I’m Still Running
This I started writing in the days after the 2016 election as a means of working through the shock and the daze of what had just happened. What’s to say now other than 8 years of things moving generally (though never quickly enough) in the right direction made a lot of us complacent. Not everyone though; the woman I’m talking about in the first line is my friend Sally Rumble. Sally has been on the front lines of organizing and community activism for a long time, and really has done more than anyone I know personally to introduce me to ideas of social justice and open my eyes to what is going on in this country, even right here in New York City.
I was thinking about all the distractions that came with being here, with living life in general wherever you are, and all the things you take for granted — even when some of those things are basic human decency, of feeling responsibility to show gratitude for what you’ve been given in life by finding ways to help those who weren’t born into the right circumstance. And all the while I was wrestling with the privilege of that point of view — “it’s easy for me to say, the color of my skin, my face and my name”.
How do you embrace the privilege of being able to help?
How do you remain thankful for that?
That privilege is at the base of the divide, both on the left and the right. I fundamentally believe the problem is in the message delivered at the Democratic party level, but that’s another post entirely. I was trying to find a way through that grief and confusion to a place of compassion for the people who are so desperate for something different that they’d embrace someone like that. It still doesn’t make sense to me, but that is not to say it isn’t worth trying.
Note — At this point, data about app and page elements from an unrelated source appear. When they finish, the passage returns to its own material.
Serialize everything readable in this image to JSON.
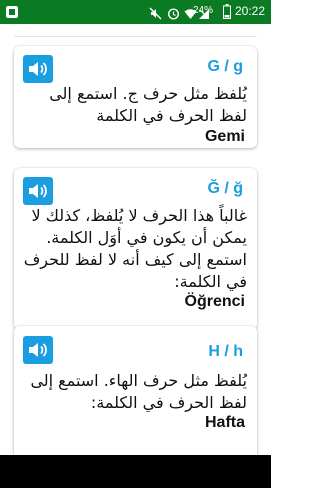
{
  "status_bar": {
    "time": "20:22",
    "battery_percent": "24%",
    "icons": [
      "app-icon",
      "mute-icon",
      "alarm-icon",
      "wifi-icon",
      "signal-icon",
      "battery-icon"
    ],
    "background_color": "#0a7a23"
  },
  "colors": {
    "accent": "#1a9ee0",
    "text": "#111111"
  },
  "cards": [
    {
      "letter": "G / g",
      "description": "يُلفظ مثل حرف ج. استمع إلى لفظ الحرف في الكلمة",
      "example_word": "Gemi",
      "icon": "speaker-icon"
    },
    {
      "letter": "Ğ / ğ",
      "description": "غالباً هذا الحرف لا يُلفظ، كذلك لا يمكن أن يكون في أوَل الكلمة. استمع إلى كيف أنه لا لفظ للحرف في الكلمة:",
      "example_word": "Öğrenci",
      "icon": "speaker-icon"
    },
    {
      "letter": "H / h",
      "description": "يُلفظ مثل حرف الهاء. استمع إلى لفظ الحرف في الكلمة:",
      "example_word": "Hafta",
      "icon": "speaker-icon"
    }
  ]
}
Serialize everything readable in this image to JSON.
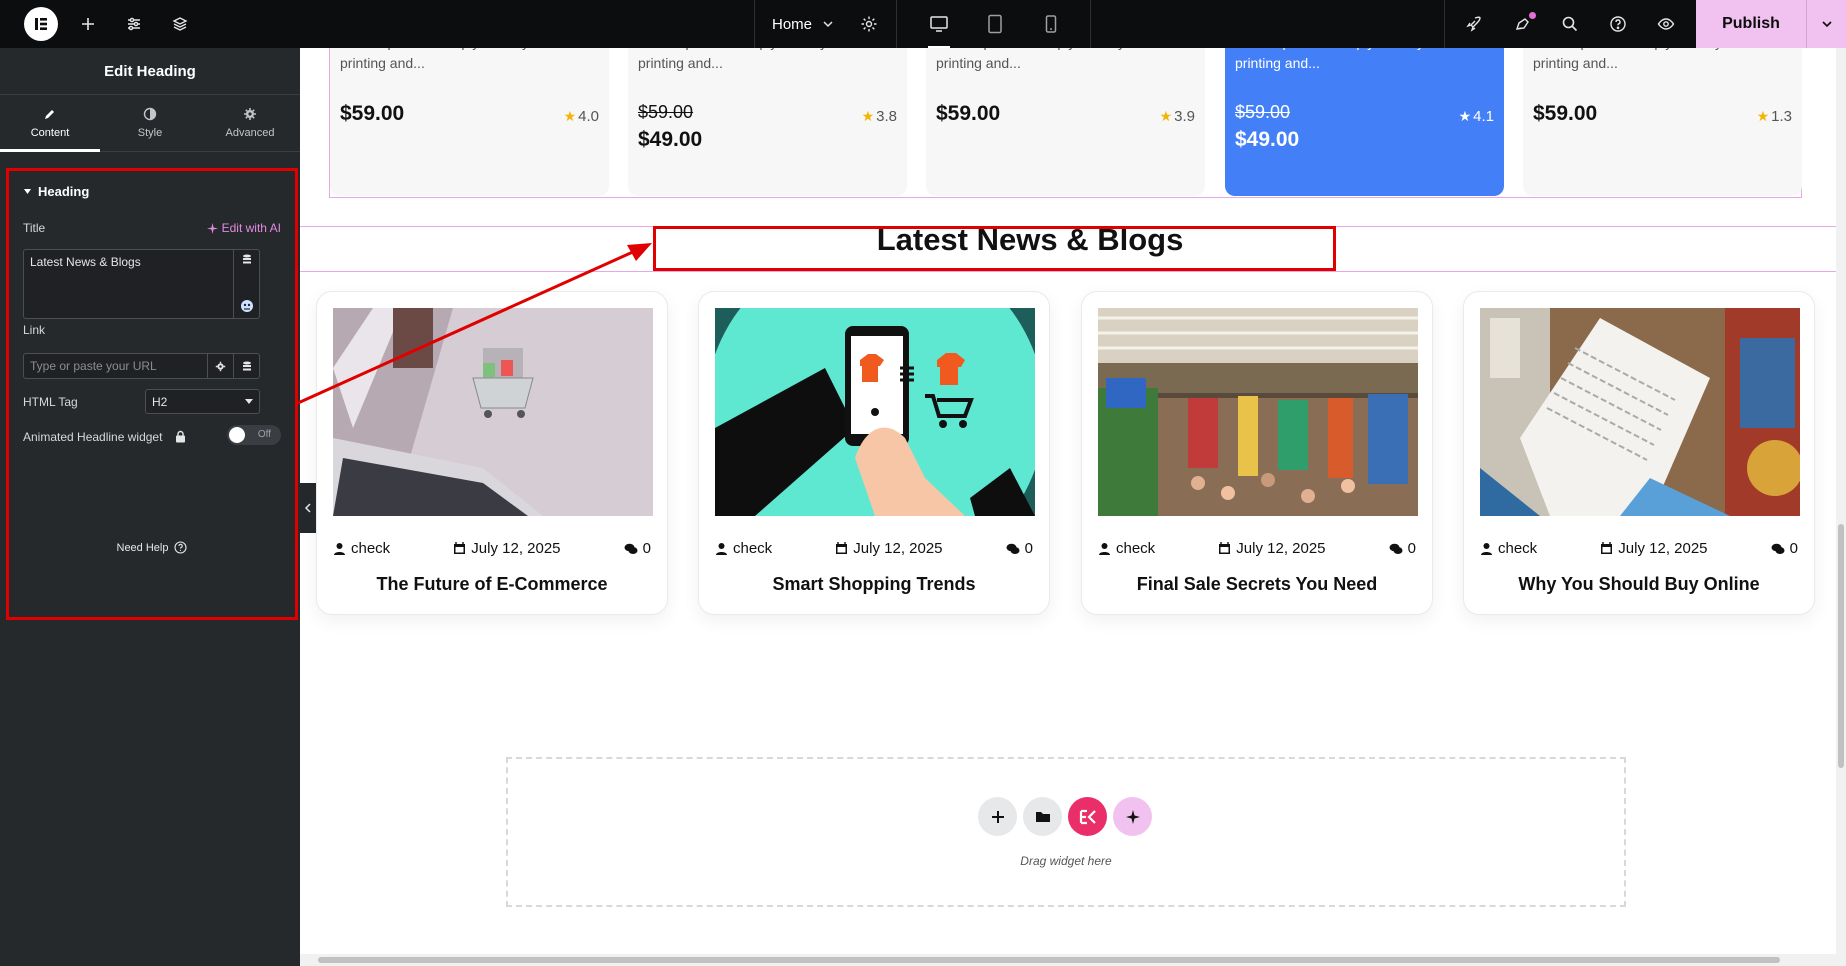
{
  "topbar": {
    "page_name": "Home",
    "publish_label": "Publish"
  },
  "sidebar": {
    "title": "Edit Heading",
    "tabs": [
      {
        "label": "Content"
      },
      {
        "label": "Style"
      },
      {
        "label": "Advanced"
      }
    ],
    "section_label": "Heading",
    "title_label": "Title",
    "edit_ai_label": "Edit with AI",
    "title_value": "Latest News & Blogs",
    "link_label": "Link",
    "link_placeholder": "Type or paste your URL",
    "html_tag_label": "HTML Tag",
    "html_tag_value": "H2",
    "animated_label": "Animated Headline widget",
    "toggle_label": "Off",
    "need_help": "Need Help"
  },
  "products": [
    {
      "desc": "Lorem Ipsum is simply dummy text of the printing and...",
      "price": "$59.00",
      "old_price": "",
      "rating": "4.0",
      "highlight": false
    },
    {
      "desc": "Lorem Ipsum is simply dummy text of the printing and...",
      "price": "$49.00",
      "old_price": "$59.00",
      "rating": "3.8",
      "highlight": false
    },
    {
      "desc": "Lorem Ipsum is simply dummy text of the printing and...",
      "price": "$59.00",
      "old_price": "",
      "rating": "3.9",
      "highlight": false
    },
    {
      "desc": "Lorem Ipsum is simply dummy text of the printing and...",
      "price": "$49.00",
      "old_price": "$59.00",
      "rating": "4.1",
      "highlight": true
    },
    {
      "desc": "Lorem Ipsum is simply dummy text of the printing and...",
      "price": "$59.00",
      "old_price": "",
      "rating": "1.3",
      "highlight": false
    }
  ],
  "section_heading": "Latest News & Blogs",
  "posts": [
    {
      "author": "check",
      "date": "July 12, 2025",
      "comments": "0",
      "title": "The Future of E-Commerce"
    },
    {
      "author": "check",
      "date": "July 12, 2025",
      "comments": "0",
      "title": "Smart Shopping Trends"
    },
    {
      "author": "check",
      "date": "July 12, 2025",
      "comments": "0",
      "title": "Final Sale Secrets You Need"
    },
    {
      "author": "check",
      "date": "July 12, 2025",
      "comments": "0",
      "title": "Why You Should Buy Online"
    }
  ],
  "dropzone_text": "Drag widget here",
  "colors": {
    "accent_pink": "#f1c2f0",
    "highlight_blue": "#4380f7",
    "annotation_red": "#e00000",
    "elementor_pink": "#ea2e6a"
  }
}
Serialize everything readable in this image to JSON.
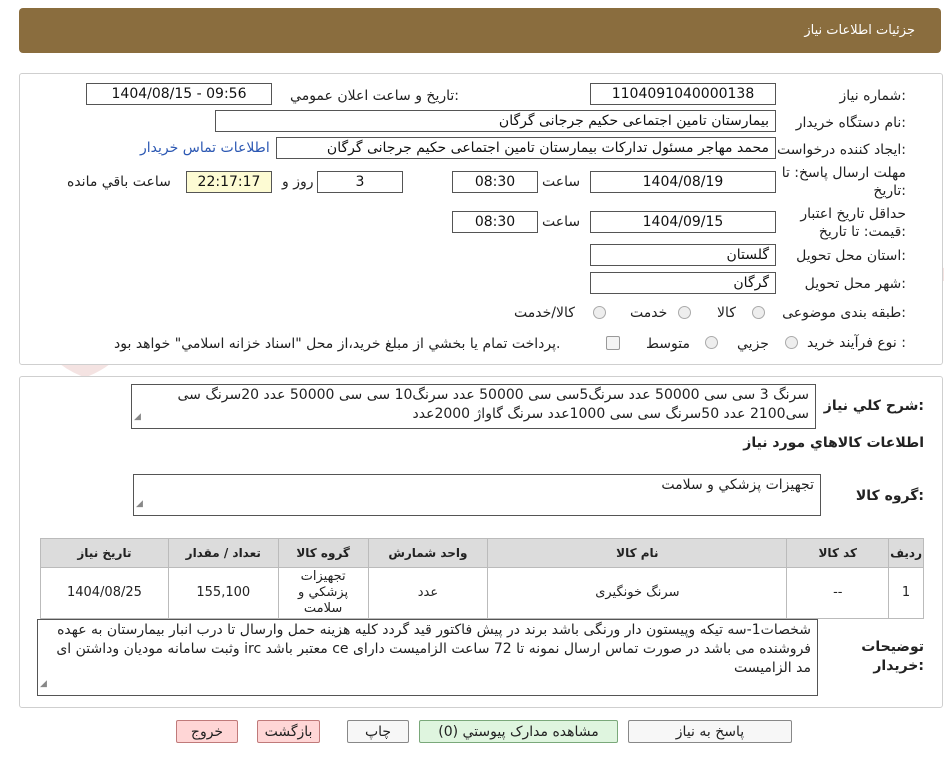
{
  "header": {
    "title": "جزئیات اطلاعات نیاز"
  },
  "watermark": {
    "text": "AriaTender.neT"
  },
  "form": {
    "need_number_label": "شماره نیاز:",
    "need_number": "1104091040000138",
    "announce_label": "تاریخ و ساعت اعلان عمومي:",
    "announce_value": "1404/08/15 - 09:56",
    "buyer_org_label": "نام دستگاه خريدار:",
    "buyer_org": "بیمارستان تامین اجتماعی حکیم جرجانی گرگان",
    "requester_label": "ايجاد كننده درخواست:",
    "requester": "محمد مهاجر مسئول تدارکات بیمارستان تامین اجتماعی حکیم جرجانی گرگان",
    "contact_link": "اطلاعات تماس خريدار",
    "deadline_label_1": "مهلت ارسال پاسخ: تا",
    "deadline_label_2": "تاريخ:",
    "deadline_date": "1404/08/19",
    "time_label": "ساعت",
    "deadline_time": "08:30",
    "days_value": "3",
    "days_label": "روز و",
    "remaining_time": "22:17:17",
    "remaining_label": "ساعت باقي مانده",
    "validity_label_1": "حداقل تاريخ اعتبار",
    "validity_label_2": "قيمت: تا تاريخ:",
    "validity_date": "1404/09/15",
    "validity_time": "08:30",
    "province_label": "استان محل تحويل:",
    "province": "گلستان",
    "city_label": "شهر محل تحويل:",
    "city": "گرگان",
    "category_label": "طبقه بندی موضوعی:",
    "category_options": [
      "كالا",
      "خدمت",
      "كالا/خدمت"
    ],
    "process_label": "نوع فرآيند خريد :",
    "process_options": [
      "جزيي",
      "متوسط"
    ],
    "payment_note": "پرداخت تمام يا بخشي از مبلغ خريد،از محل \"اسناد خزانه اسلامي\" خواهد بود."
  },
  "summary": {
    "label": "شرح كلي نياز:",
    "text": "سرنگ 3 سی سی 50000 عدد سرنگ5سی سی 50000 عدد سرنگ10 سی سی 50000 عدد 20سرنگ سی سی2100 عدد 50سرنگ سی سی 1000عدد سرنگ گاواژ 2000عدد",
    "items_heading": "اطلاعات كالاهاي مورد نياز",
    "goods_group_label": "گروه كالا:",
    "goods_group": "تجهيزات پزشكي و سلامت"
  },
  "table": {
    "headers": [
      "رديف",
      "كد كالا",
      "نام كالا",
      "واحد شمارش",
      "گروه كالا",
      "تعداد / مقدار",
      "تاريخ نياز"
    ],
    "rows": [
      [
        "1",
        "--",
        "سرنگ خونگیری",
        "عدد",
        "تجهيزات پزشكي و سلامت",
        "155,100",
        "1404/08/25"
      ]
    ]
  },
  "buyer_notes": {
    "label": "توضيحات خريدار:",
    "text": "شخصات1-سه تیکه وپیستون دار ورنگی باشد  برند در پیش فاکتور قید گردد کلیه هزینه حمل وارسال تا درب انبار بیمارستان به عهده فروشنده می باشد در صورت تماس ارسال نمونه تا 72 ساعت الزامیست دارای ce معتبر باشد irc وثبت سامانه مودیان وداشتن ای مد الزامیست"
  },
  "buttons": {
    "reply": "پاسخ به نياز",
    "attachments": "مشاهده مدارک پيوستي (0)",
    "print": "چاپ",
    "back": "بازگشت",
    "exit": "خروج"
  }
}
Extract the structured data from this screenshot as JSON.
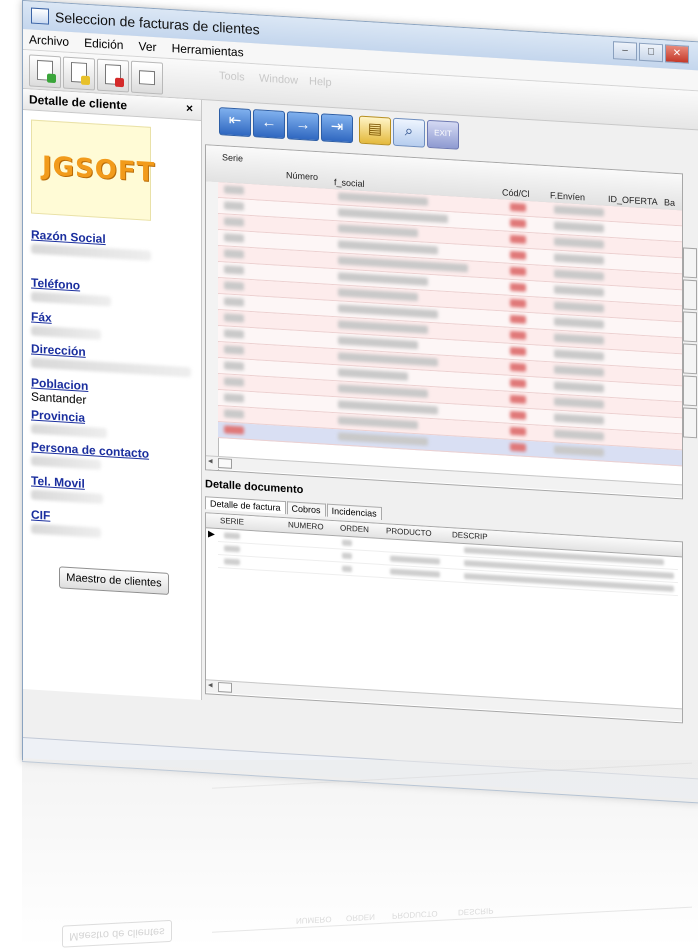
{
  "window": {
    "title": "Seleccion de facturas de clientes"
  },
  "menu": [
    "Archivo",
    "Edición",
    "Ver",
    "Herramientas"
  ],
  "ghost_menu": [
    "Tools",
    "Window",
    "Help"
  ],
  "left_panel": {
    "title": "Detalle de cliente",
    "close": "×",
    "logo": "JGSOFT",
    "fields": [
      {
        "label": "Razón Social",
        "value": ""
      },
      {
        "label": "Teléfono",
        "value": ""
      },
      {
        "label": "Fáx",
        "value": ""
      },
      {
        "label": "Dirección",
        "value": ""
      },
      {
        "label": "Poblacion",
        "value": "Santander"
      },
      {
        "label": "Provincia",
        "value": ""
      },
      {
        "label": "Persona de contacto",
        "value": ""
      },
      {
        "label": "Tel. Movil",
        "value": ""
      },
      {
        "label": "CIF",
        "value": ""
      }
    ],
    "button": "Maestro de clientes"
  },
  "nav": {
    "exit_label": "EXIT"
  },
  "grid": {
    "columns": [
      "Serie",
      "Número",
      "f_social",
      "Cód/Cl",
      "F.Envíen",
      "ID_OFERTA",
      "Ba"
    ]
  },
  "detail": {
    "title": "Detalle documento",
    "tabs": [
      "Detalle de factura",
      "Cobros",
      "Incidencias"
    ],
    "columns": [
      "SERIE",
      "NUMERO",
      "ORDEN",
      "PRODUCTO",
      "DESCRIP"
    ]
  },
  "reflection": {
    "button": "Maestro de clientes",
    "columns": [
      "NUMERO",
      "ORDEN",
      "PRODUCTO",
      "DESCRIP"
    ]
  }
}
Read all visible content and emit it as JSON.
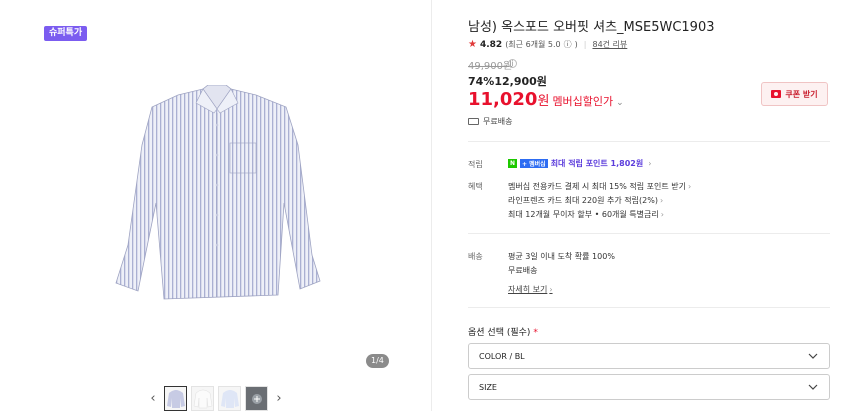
{
  "gallery": {
    "badge": "슈퍼특가",
    "counter": "1/4",
    "prev": "‹",
    "next": "›",
    "thumbs": 4
  },
  "product": {
    "title": "남성) 옥스포드 오버핏 셔츠_MSE5WC1903",
    "rating": {
      "star": "★",
      "score": "4.82",
      "detail": "(최근 6개월 5.0",
      "info": "ⓘ",
      "detail_close": ")",
      "reviews": "84건 리뷰"
    },
    "original_price": "49,900원",
    "price_info_icon": "i",
    "sale": "74%12,900원",
    "member_price": "11,020",
    "member_unit": "원",
    "member_label": "멤버십할인가",
    "member_chevron": "⌄",
    "coupon_label": "쿠폰 받기",
    "shipping": "무료배송"
  },
  "benefits": {
    "point_label": "적립",
    "np_badge": "N",
    "plus_badge": "+ 멤버십",
    "point_text": "최대 적립 포인트 1,802원",
    "benefit_label": "혜택",
    "benefit_lines": [
      "멤버십 전용카드 결제 시 최대 15% 적립 포인트 받기",
      "라인프렌즈 카드 최대 220원 추가 적립(2%)",
      "최대 12개월 무이자 할부 • 60개월 특별금리"
    ],
    "chevron": "›"
  },
  "delivery": {
    "label": "배송",
    "line1": "평균 3일 이내 도착 확률 100%",
    "line2": "무료배송",
    "detail_link": "자세히 보기",
    "chevron": "›"
  },
  "options": {
    "title": "옵션 선택 (필수)",
    "required_mark": "*",
    "color_value": "COLOR / BL",
    "size_value": "SIZE"
  },
  "colors": {
    "accent_red": "#e8112d",
    "badge_purple": "#7b5cf0",
    "point_purple": "#5b3cdc"
  }
}
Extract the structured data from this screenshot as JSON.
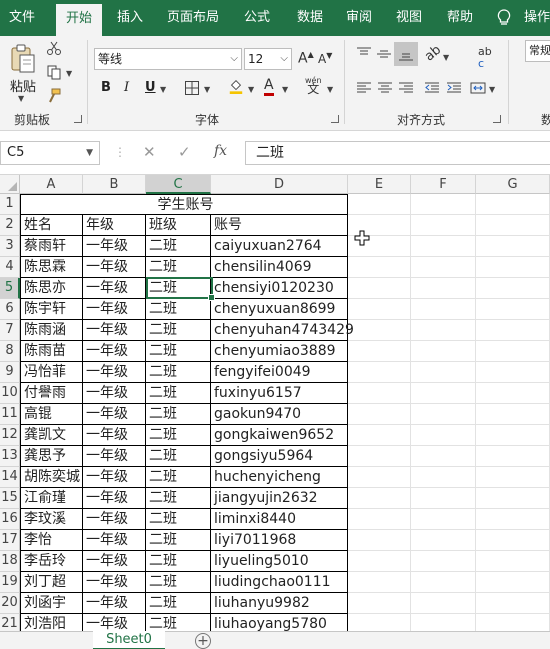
{
  "tabs": [
    "文件",
    "开始",
    "插入",
    "页面布局",
    "公式",
    "数据",
    "审阅",
    "视图",
    "帮助",
    "操作"
  ],
  "ribbon": {
    "paste_label": "粘贴",
    "clipboard_label": "剪贴板",
    "font_name": "等线",
    "font_size": "12",
    "font_group_label": "字体",
    "align_group_label": "对齐方式",
    "number_format": "常规",
    "number_group_label": "数",
    "bold": "B",
    "italic": "I",
    "underline": "U",
    "wen": "wén",
    "wen_char": "文",
    "wrap_label": "ab",
    "wrap_sub": "c",
    "fx": "fx"
  },
  "formula_bar": {
    "name_box": "C5",
    "value": "二班"
  },
  "columns": [
    "A",
    "B",
    "C",
    "D",
    "E",
    "F",
    "G"
  ],
  "title": "学生账号",
  "headers": [
    "姓名",
    "年级",
    "班级",
    "账号"
  ],
  "rows": [
    [
      "蔡雨轩",
      "一年级",
      "二班",
      "caiyuxuan2764"
    ],
    [
      "陈思霖",
      "一年级",
      "二班",
      "chensilin4069"
    ],
    [
      "陈思亦",
      "一年级",
      "二班",
      "chensiyi0120230"
    ],
    [
      "陈宇轩",
      "一年级",
      "二班",
      "chenyuxuan8699"
    ],
    [
      "陈雨涵",
      "一年级",
      "二班",
      "chenyuhan4743429"
    ],
    [
      "陈雨苗",
      "一年级",
      "二班",
      "chenyumiao3889"
    ],
    [
      "冯怡菲",
      "一年级",
      "二班",
      "fengyifei0049"
    ],
    [
      "付譽雨",
      "一年级",
      "二班",
      "fuxinyu6157"
    ],
    [
      "高锟",
      "一年级",
      "二班",
      "gaokun9470"
    ],
    [
      "龚凯文",
      "一年级",
      "二班",
      "gongkaiwen9652"
    ],
    [
      "龚思予",
      "一年级",
      "二班",
      "gongsiyu5964"
    ],
    [
      "胡陈奕城",
      "一年级",
      "二班",
      "huchenyicheng"
    ],
    [
      "江俞瑾",
      "一年级",
      "二班",
      "jiangyujin2632"
    ],
    [
      "李玟溪",
      "一年级",
      "二班",
      "liminxi8440"
    ],
    [
      "李怡",
      "一年级",
      "二班",
      "liyi7011968"
    ],
    [
      "李岳玲",
      "一年级",
      "二班",
      "liyueling5010"
    ],
    [
      "刘丁超",
      "一年级",
      "二班",
      "liudingchao0111"
    ],
    [
      "刘函宇",
      "一年级",
      "二班",
      "liuhanyu9982"
    ],
    [
      "刘浩阳",
      "一年级",
      "二班",
      "liuhaoyang5780"
    ]
  ],
  "row_numbers": [
    "1",
    "2",
    "3",
    "4",
    "5",
    "6",
    "7",
    "8",
    "9",
    "10",
    "11",
    "12",
    "13",
    "14",
    "15",
    "16",
    "17",
    "18",
    "19",
    "20",
    "21"
  ],
  "sheet": {
    "tab_name": "Sheet0",
    "add": "+"
  },
  "colors": {
    "accent": "#217346"
  }
}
There will come when he is seen for what he is, and we’ll need to offer what feels like a viable alternative.
Babe I know you’re tired, and I know it’s cold
And them bastards said they’re coming ‘bout an hour ago
But I’m in the streets pleading won’t you come out and fight
I’m reaching out to America, man
I know you’re hurting let me give you a hand
I’ll be waiting when you find out the magic man sold you lies
Of everything on the EP it’s the only song that would make me cry when I listened to it, and maybe the only thing I’ve ever written that does that. Even now in band rehearsals it’s a focused effort not to get a lump in my throat as that generally doesn’t help you sing. I wasn’t really interested in the lament though, and I think if anything it’s a song that ideally reminds you to be hopeful, that it’s worth fighting, that it’s important to stay on your feet.
I could keep going but I would just write that same thing a dozen different ways. If you share anything from this release, I hope you share this song. I hope you support the organizations and the people engaged on the front lines every day, and I hope you look after each other along the way.
Thanks for listening.